Dr. Phil continues, "My kids are 28 and 21, and I look back so thankful that as a young master of the universe, I didn't work 20 hours a day, like I did when I first got married, and that I coached those kids and played games with them. I coached basketball for 14 years, and I can't hit the ground with the ball, but I was there with the boys, you know? You can't miss that. There's no way to get it back. There's no way."
Bob explains that he's coached football too.
"How many hours a week do you spend on EverQuest?" Dr. Phil asks.
"Too damn many," he says.
"About a minimum of 60, a maximum of 80," Tiffany says.
"We'll call it 50 hours a week that you could spend with your kids, with your wife, in therapy, any number of things that would be constructive," Dr. Phil says. He notes that their 12-year-old son is now into online gaming as well.
"I always ask myself if what I'm seeing is the problem, or is that a symptom of the problem? Is it a byproduct of the problem? When you play this game, you don't have to fight, you don't have to worry, you don't have to contend, you don't have to sacrifice, you don't have to do any of the things that we call marriage, that we call parenting," Dr. Phil tells Bob. "It's a very low-demand situation, right? You don't have any financial worries. You don't have any real-life worries with your wife or your kids.
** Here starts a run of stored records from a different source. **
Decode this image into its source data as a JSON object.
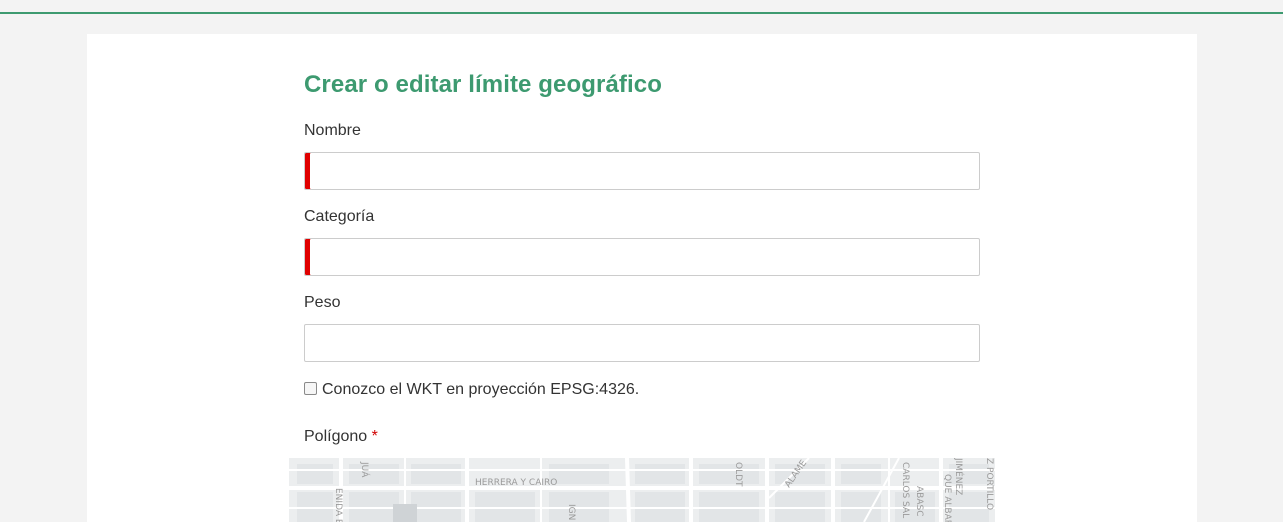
{
  "form": {
    "title": "Crear o editar límite geográfico",
    "fields": [
      {
        "label": "Nombre",
        "value": "",
        "required_indicator": true
      },
      {
        "label": "Categoría",
        "value": "",
        "required_indicator": true
      },
      {
        "label": "Peso",
        "value": "",
        "required_indicator": false
      }
    ],
    "wkt_checkbox": {
      "label": "Conozco el WKT en proyección EPSG:4326.",
      "checked": false
    },
    "polygon": {
      "label": "Polígono",
      "required_mark": "*"
    }
  },
  "map": {
    "street_labels": [
      "HERRERA Y CAIRO",
      "ENIDA ENRIQ",
      "JUÁ",
      "IGN",
      "OLDT",
      "ALAME",
      "CARLOS SAL",
      "JIMÉNEZ",
      "ABASC",
      "QUE ALBARGA",
      "Z PORTILLO"
    ]
  },
  "colors": {
    "accent": "#3d9a70",
    "required": "#e00000",
    "background": "#f3f3f3"
  }
}
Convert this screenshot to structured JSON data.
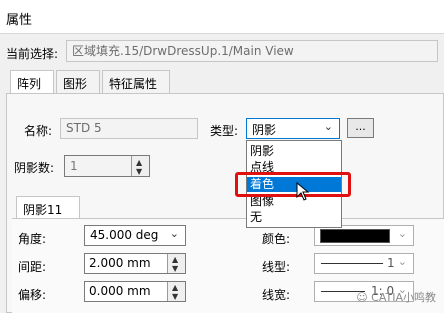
{
  "window": {
    "title": "属性"
  },
  "current_selection": {
    "label": "当前选择:",
    "value": "区域填充.15/DrwDressUp.1/Main View"
  },
  "tabs": [
    {
      "label": "阵列",
      "active": true
    },
    {
      "label": "图形",
      "active": false
    },
    {
      "label": "特征属性",
      "active": false
    }
  ],
  "pattern": {
    "name_label": "名称:",
    "name_value": "STD 5",
    "type_label": "类型:",
    "type_value": "阴影",
    "more_button": "...",
    "count_label": "阴影数:",
    "count_value": "1"
  },
  "type_dropdown": {
    "options": [
      "阴影",
      "点线",
      "着色",
      "图像",
      "无"
    ],
    "selected": "着色"
  },
  "subtab": {
    "label": "阴影11"
  },
  "hatch": {
    "angle_label": "角度:",
    "angle_value": "45.000 deg",
    "spacing_label": "间距:",
    "spacing_value": "2.000 mm",
    "offset_label": "偏移:",
    "offset_value": "0.000 mm",
    "color_label": "颜色:",
    "color_value": "#000000",
    "linetype_label": "线型:",
    "linetype_value": "1",
    "linewidth_label": "线宽:",
    "linewidth_value": "1: 0"
  },
  "watermark": {
    "text": "CATIA小鸣教"
  },
  "colors": {
    "selection_blue": "#0078d7",
    "highlight_red": "#e01010"
  }
}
You can just lose yourself in it. It's a fantasy. It's an escape."
Dr. Phil asks Bob to role play having a conversation with his now 2-year-old daughter once she's an adult. "So, let's say it's 18 years from now, and she's 20 and says to you, â€˜Bob, how come I had to grow up without my daddy?' What are you going to say?"
"There's no justifiable explanation for that," Bob says.
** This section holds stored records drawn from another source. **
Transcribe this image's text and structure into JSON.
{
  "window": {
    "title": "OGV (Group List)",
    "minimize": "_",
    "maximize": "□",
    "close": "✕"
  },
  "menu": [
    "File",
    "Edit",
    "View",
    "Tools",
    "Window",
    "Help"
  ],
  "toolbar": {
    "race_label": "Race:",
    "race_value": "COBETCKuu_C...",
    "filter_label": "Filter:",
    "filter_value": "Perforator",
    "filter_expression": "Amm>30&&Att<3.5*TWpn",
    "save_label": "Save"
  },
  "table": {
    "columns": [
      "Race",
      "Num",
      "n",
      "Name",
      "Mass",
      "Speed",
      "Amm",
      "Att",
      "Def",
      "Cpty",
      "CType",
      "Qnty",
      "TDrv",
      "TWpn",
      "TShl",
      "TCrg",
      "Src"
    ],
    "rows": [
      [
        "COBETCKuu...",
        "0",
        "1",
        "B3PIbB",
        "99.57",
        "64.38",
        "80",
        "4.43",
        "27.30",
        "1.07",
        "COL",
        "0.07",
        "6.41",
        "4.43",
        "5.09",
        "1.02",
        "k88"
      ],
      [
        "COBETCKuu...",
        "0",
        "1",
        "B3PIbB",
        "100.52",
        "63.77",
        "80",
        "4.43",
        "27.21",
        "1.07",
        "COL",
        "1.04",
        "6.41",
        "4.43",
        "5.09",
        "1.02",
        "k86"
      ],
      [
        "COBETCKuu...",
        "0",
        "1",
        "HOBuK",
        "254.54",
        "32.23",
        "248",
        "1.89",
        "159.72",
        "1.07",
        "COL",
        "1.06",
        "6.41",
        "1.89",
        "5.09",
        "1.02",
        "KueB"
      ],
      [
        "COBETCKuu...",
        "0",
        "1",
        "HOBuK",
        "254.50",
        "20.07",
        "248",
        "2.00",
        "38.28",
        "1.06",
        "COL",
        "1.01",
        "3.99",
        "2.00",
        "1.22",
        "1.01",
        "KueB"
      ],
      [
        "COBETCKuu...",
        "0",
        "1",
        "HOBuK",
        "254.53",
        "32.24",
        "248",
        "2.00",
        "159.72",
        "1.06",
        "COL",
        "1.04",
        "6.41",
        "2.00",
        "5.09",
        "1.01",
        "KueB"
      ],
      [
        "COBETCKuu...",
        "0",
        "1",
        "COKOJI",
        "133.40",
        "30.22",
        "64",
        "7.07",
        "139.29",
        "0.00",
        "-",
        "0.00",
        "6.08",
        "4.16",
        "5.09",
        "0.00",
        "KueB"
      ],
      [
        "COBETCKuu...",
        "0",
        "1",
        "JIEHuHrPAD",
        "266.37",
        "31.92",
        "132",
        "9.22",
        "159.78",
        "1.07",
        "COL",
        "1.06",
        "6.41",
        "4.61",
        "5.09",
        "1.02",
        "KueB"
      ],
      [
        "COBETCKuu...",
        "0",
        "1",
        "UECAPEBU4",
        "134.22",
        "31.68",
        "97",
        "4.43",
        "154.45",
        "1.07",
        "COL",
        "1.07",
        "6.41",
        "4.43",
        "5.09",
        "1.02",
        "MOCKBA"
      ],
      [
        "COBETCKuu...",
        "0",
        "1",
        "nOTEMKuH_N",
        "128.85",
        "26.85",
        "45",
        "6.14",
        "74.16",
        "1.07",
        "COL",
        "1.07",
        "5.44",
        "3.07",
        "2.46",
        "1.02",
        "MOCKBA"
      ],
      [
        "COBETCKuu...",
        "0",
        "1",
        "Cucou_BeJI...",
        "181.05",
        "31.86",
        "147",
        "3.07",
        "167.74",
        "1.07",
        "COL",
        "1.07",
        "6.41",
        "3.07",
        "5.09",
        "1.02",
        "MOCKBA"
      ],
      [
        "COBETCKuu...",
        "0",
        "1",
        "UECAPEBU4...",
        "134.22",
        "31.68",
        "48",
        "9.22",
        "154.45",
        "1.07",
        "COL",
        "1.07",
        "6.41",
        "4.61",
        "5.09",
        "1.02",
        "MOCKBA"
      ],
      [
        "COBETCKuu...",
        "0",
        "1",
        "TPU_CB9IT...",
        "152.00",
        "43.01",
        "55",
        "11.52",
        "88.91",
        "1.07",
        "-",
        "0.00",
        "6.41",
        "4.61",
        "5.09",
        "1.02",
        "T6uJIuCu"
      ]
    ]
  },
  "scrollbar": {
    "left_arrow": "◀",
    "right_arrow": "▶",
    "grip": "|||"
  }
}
"â€˜That's not an answer, Bob. I'm asking you, how come I had to grow up without my Daddy?' What are you going to tell her?" Dr. Phil asks.
"I had my head up my ***," he says.
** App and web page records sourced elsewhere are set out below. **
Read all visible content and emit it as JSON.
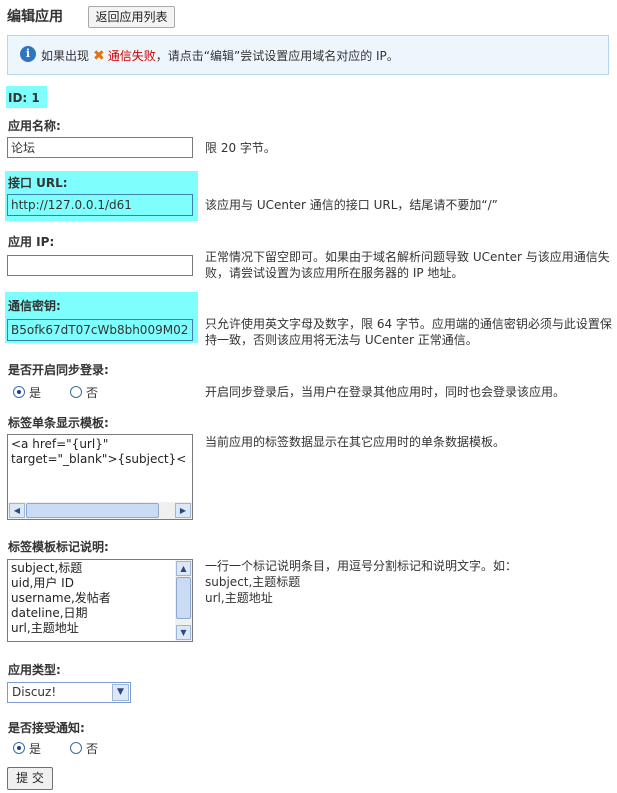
{
  "page": {
    "title": "编辑应用",
    "back_button": "返回应用列表"
  },
  "notice": {
    "icon": "info-icon",
    "prefix": "如果出现",
    "error": "通信失败",
    "suffix": "，请点击“编辑”尝试设置应用域名对应的 IP。"
  },
  "id_label": "ID: 1",
  "form": {
    "app_name": {
      "label": "应用名称:",
      "value": "论坛",
      "hint": "限 20 字节。"
    },
    "api_url": {
      "label": "接口 URL:",
      "value": "http://127.0.0.1/d61",
      "hint": "该应用与 UCenter 通信的接口 URL，结尾请不要加“/”"
    },
    "app_ip": {
      "label": "应用 IP:",
      "value": "",
      "hint": "正常情况下留空即可。如果由于域名解析问题导致 UCenter 与该应用通信失败，请尝试设置为该应用所在服务器的 IP 地址。"
    },
    "comm_key": {
      "label": "通信密钥:",
      "value": "B5ofk67dT07cWb8bh009M02",
      "hint": "只允许使用英文字母及数字，限 64 字节。应用端的通信密钥必须与此设置保持一致，否则该应用将无法与 UCenter 正常通信。"
    },
    "sync_login": {
      "label": "是否开启同步登录:",
      "yes": "是",
      "no": "否",
      "selected": "yes",
      "hint": "开启同步登录后，当用户在登录其他应用时，同时也会登录该应用。"
    },
    "tag_template": {
      "label": "标签单条显示模板:",
      "value": "<a href=\"{url}\"\ntarget=\"_blank\">{subject}<",
      "hint": "当前应用的标签数据显示在其它应用时的单条数据模板。"
    },
    "tag_fields": {
      "label": "标签模板标记说明:",
      "value": "subject,标题\nuid,用户 ID\nusername,发帖者\ndateline,日期\nurl,主题地址",
      "hint": "一行一个标记说明条目，用逗号分割标记和说明文字。如：\nsubject,主题标题\nurl,主题地址"
    },
    "app_type": {
      "label": "应用类型:",
      "value": "Discuz!"
    },
    "accept_notify": {
      "label": "是否接受通知:",
      "yes": "是",
      "no": "否",
      "selected": "yes"
    },
    "submit": "提 交"
  }
}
"You can say, â€˜I had a choice. Come over here and look at this computer. See, I've now got like 40 accounts on EverQuest, and I'm now the head eagle warrior,'" Dr. Phil says, continuing his role playing. "â€˜Yeah, but Dad, I was so hungry for male attention that the first hairy-legged boy that paid me attention and whispered in my ear got me pregnant when I was 14.' How does that compare to how you're scoring in your EverQuest game? Because you know, that's what happens. When little girls don't feel love, and acceptance, and validation and value from their dad, they go look for it, and they will get it from the first guy who's willing to tell them what they need to hear because you were too busy."
"I don't want that to happen. That's why I'm here," he says.
"We already see that in our 5-year-old," Tiffany adds. "She's already showing lots of interest in boys."
"You think? Because they're hungry for it! It's the natural order of things. They want acceptance from the other side, the other sex," Dr. Phil says. "If those little girls feel like you are the one person in this world who loves them, and thinks they're special, and teaches them to value themselves, and to love themselves and protect themselves, they will walk through this world with their head up high with pride and dignity, and when some ol' boy comes along and says, â€˜Hey, I love you,' she'll say, â€˜Yeah? Get in line! My daddy loves me.' They'll put up a stop sign in a fast hurry because they don't have a void. They know that they're important to you.
"You've got one choice, and it's got two steps," Dr. Phil tells Bob. "Number one, you need to get rid of those games. You need to get those computers out of there â€¦ You've got to sign off, you've got to quit and you've got to never go back. And second, you two need to get busy on your marriage because it's not just the game. You are escaping the reality of this union, and until you heal that, you're going to be vulnerable to the other."